The most severe dust storm of the year occurred on October 30, 1936. In western Minnesota winds gusting to over 40 mph brought thick clouds of soil and dust, reducing visibility down to near zero at times. Residents remarked that this storm left everything covered with a thick coating of dust.
The warmest October 30 in state history occurred in 1950 when nearly every climate observer in the state reached at least 70F or warmer. Almost other southern Minnesota communities saw afternoon highs in the 80s F. It was a last gasp of warm air that autumn as temperatures the next week plummeted into the teens and twenties F.
An early winter storm brought widespread snow to central and northern Minnesota communities over October 30 to November 1, 1951. Pokegama Dam, Walker, Cloquet, Sandy Lake, Leech Lake, and Virginia reported over 10 inches of snow.
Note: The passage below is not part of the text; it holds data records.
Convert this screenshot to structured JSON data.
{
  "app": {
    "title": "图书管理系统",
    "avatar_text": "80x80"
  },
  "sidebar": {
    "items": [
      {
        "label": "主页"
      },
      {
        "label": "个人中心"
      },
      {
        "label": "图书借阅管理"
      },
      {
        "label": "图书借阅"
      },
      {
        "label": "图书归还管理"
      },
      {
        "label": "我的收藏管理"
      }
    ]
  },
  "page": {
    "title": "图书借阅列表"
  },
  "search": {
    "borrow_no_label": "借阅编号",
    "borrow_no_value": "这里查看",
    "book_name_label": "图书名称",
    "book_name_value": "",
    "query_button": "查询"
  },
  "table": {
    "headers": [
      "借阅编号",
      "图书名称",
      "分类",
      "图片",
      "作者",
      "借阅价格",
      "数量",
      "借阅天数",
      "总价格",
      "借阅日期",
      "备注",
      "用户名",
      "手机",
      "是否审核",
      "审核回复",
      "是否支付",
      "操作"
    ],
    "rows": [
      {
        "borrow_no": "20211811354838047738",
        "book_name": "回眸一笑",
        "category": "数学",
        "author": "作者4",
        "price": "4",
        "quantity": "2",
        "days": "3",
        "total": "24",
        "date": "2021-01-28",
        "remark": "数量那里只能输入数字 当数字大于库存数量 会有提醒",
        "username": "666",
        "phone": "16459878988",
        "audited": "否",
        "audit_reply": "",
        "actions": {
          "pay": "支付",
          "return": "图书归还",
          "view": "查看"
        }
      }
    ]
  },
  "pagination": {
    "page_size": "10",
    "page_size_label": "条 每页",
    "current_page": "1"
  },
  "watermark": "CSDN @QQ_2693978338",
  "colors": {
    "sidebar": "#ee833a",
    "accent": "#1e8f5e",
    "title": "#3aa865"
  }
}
It was the start of a long and snowy season for many parts of the state.
October 30 to November 1 of 1979 brought a slow moving winter storm to Minnesota that delivered abundant rainfall. Many climate observers reported over 2 inches of rain, in some cases mixed with snow. Some northern and western counties received 3 to 4 inches of rainfall. The rain brought a halt to a late corn harvest season and some corn fields were left unharvested until the spring of 1980.